Florida leads the nation by a wide margin in the number of felons who have served their sentences but cannot vote. One of only 11 states in the U.S. that does not automatically return civil rights to former inmates, Florida had not restored the rights of 1.3 million former inmates as of 2010, according to the Sentencing Project, a Washington-based nonprofit that favors alternatives to incarceration. The next closest state was Virginia at 351,943. A policy introduced by Gov. Rick Scott and Florida Attorney General Pam Bondi makes most former convicts wait years before they can apply to restore their rights, which include serving on a jury and holding public office. Critics say the policy disproportionately affects minorities — 60 percent of Florida’s prison population — and cost thousands the ability to vote in 2012. But Scott and Bondi say felons must demonstrate a crime-free life after prison before regaining their civil rights.

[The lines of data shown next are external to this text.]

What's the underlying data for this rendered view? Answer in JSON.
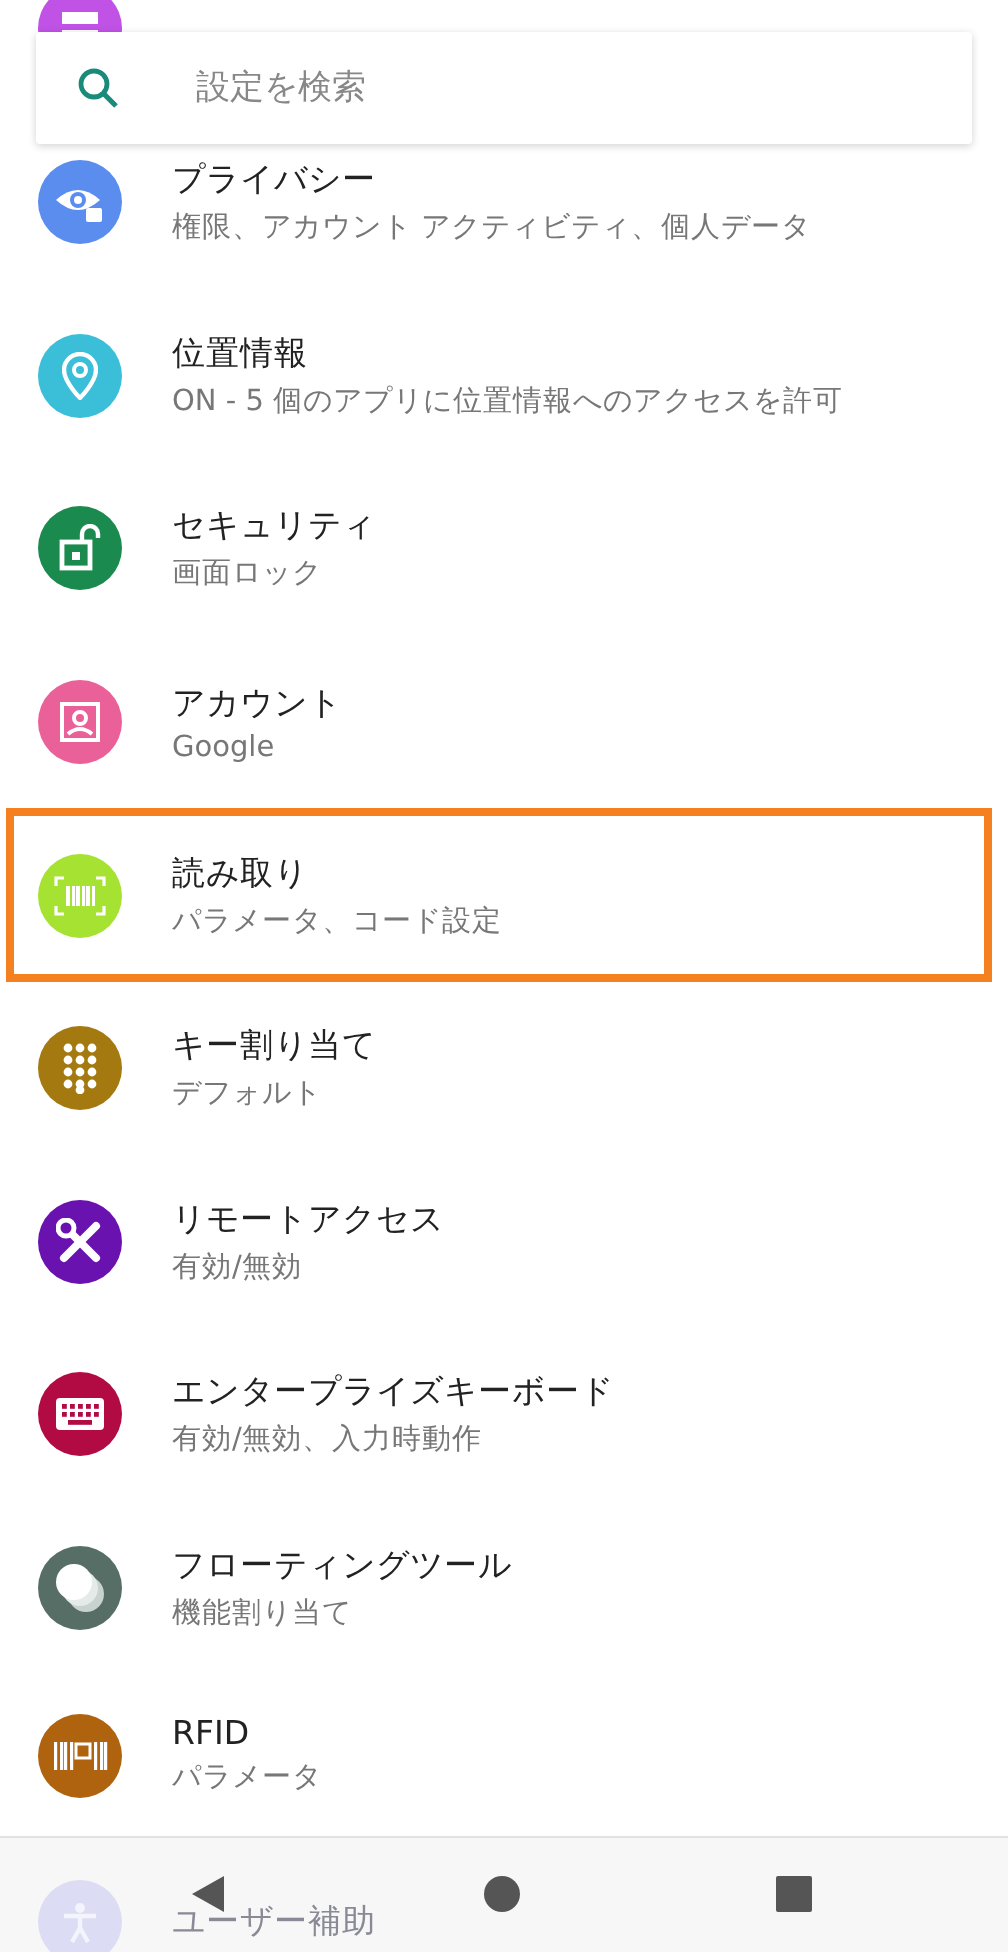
{
  "search": {
    "placeholder": "設定を検索"
  },
  "items": [
    {
      "kind": "storage",
      "color": "#c152e6",
      "clipped_top": true,
      "highlighted": false
    },
    {
      "kind": "privacy",
      "color": "#5b8def",
      "title": "プライバシー",
      "subtitle": "権限、アカウント アクティビティ、個人データ",
      "highlighted": false
    },
    {
      "kind": "location",
      "color": "#3bbfd9",
      "title": "位置情報",
      "subtitle": "ON - 5 個のアプリに位置情報へのアクセスを許可",
      "highlighted": false
    },
    {
      "kind": "security",
      "color": "#1b8a4f",
      "title": "セキュリティ",
      "subtitle": "画面ロック",
      "highlighted": false
    },
    {
      "kind": "account",
      "color": "#ea6199",
      "title": "アカウント",
      "subtitle": "Google",
      "highlighted": false
    },
    {
      "kind": "scan",
      "color": "#a6e232",
      "title": "読み取り",
      "subtitle": "パラメータ、コード設定",
      "highlighted": true
    },
    {
      "kind": "keys",
      "color": "#a37910",
      "title": "キー割り当て",
      "subtitle": "デフォルト",
      "highlighted": false
    },
    {
      "kind": "remote",
      "color": "#6a12b0",
      "title": "リモートアクセス",
      "subtitle": "有効/無効",
      "highlighted": false
    },
    {
      "kind": "keyboard",
      "color": "#b20b44",
      "title": "エンタープライズキーボード",
      "subtitle": "有効/無効、入力時動作",
      "highlighted": false
    },
    {
      "kind": "floating",
      "color": "#566e66",
      "title": "フローティングツール",
      "subtitle": "機能割り当て",
      "highlighted": false
    },
    {
      "kind": "rfid",
      "color": "#b0630f",
      "title": "RFID",
      "subtitle": "パラメータ",
      "highlighted": false
    },
    {
      "kind": "accessibility",
      "color": "#dcdcf4",
      "title": "ユーザー補助",
      "clipped_bottom": true,
      "highlighted": false
    }
  ],
  "nav": [
    {
      "kind": "back"
    },
    {
      "kind": "home"
    },
    {
      "kind": "recents"
    }
  ]
}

After the 2000 election, the restored felon voting rights became an issue. So former Govs. Jeb Bush and Charlie Crist responded to the growing concern by increasing restorations.
Bush restored rights to 72,000 former convicts during his last five years in office, ending in 2006. His successor, Crist, changed state policy, making restoration easier for people convicted of non-violent crimes, and allowed 159,000 to regain their rights between 2007 and 2010.

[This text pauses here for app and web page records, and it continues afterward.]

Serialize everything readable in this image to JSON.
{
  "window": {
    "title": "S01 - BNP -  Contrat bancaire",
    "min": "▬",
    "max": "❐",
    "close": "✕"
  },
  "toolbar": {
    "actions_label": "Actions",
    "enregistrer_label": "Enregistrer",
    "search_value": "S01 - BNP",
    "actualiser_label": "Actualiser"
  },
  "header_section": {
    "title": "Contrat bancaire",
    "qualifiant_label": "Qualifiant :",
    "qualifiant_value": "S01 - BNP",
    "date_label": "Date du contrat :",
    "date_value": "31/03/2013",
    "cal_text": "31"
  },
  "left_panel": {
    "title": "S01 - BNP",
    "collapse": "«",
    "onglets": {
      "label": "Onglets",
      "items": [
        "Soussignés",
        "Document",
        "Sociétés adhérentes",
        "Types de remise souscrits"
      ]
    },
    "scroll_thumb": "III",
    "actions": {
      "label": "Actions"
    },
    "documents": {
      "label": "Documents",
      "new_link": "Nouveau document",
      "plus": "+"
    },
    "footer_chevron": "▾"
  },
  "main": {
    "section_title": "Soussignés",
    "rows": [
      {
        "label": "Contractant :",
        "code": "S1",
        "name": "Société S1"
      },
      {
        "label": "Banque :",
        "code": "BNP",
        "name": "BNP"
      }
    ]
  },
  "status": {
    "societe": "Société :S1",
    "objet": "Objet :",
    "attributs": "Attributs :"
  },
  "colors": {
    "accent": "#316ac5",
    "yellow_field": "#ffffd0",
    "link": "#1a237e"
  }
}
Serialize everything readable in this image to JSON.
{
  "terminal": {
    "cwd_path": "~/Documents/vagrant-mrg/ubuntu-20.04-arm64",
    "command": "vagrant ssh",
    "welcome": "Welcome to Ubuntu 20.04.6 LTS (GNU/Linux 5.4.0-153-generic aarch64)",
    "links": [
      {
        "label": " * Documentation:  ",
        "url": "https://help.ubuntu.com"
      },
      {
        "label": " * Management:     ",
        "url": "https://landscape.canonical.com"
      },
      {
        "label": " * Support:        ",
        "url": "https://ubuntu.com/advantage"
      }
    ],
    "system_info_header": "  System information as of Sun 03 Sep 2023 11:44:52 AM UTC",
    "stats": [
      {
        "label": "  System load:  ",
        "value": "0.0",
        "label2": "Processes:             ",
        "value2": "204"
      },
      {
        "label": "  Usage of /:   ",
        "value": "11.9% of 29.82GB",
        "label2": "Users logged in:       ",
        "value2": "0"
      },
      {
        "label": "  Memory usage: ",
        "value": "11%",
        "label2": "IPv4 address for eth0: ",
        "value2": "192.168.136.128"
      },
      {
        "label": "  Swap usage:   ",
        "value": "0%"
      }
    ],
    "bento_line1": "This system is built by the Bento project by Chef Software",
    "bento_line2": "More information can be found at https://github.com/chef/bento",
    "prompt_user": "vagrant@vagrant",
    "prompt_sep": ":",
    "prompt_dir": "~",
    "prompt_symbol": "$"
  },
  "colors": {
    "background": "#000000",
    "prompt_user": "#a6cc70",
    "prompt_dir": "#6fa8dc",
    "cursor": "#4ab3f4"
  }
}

After Scott reversed that policy, 420 people regained their rights in 2011 and 2012. This year, 94 people have done so.
Now, most former convicts wait five years after they finish their sentences, parole and probation before they can apply. In the case of violent felonies, the wait is seven years.
After that wait, they apply to the Clemency Board, which includes Scott, Bondi and fellow Cabinet members Jeff Atwater, Florida CFO, and Agricultural Commissioner Adam Putnam. Given a backlog of thousands of former inmates, restoration could take several years after the application is filed.
Critics of the system say putting a person’s right to vote in the hands of partisan politicians is dangerous.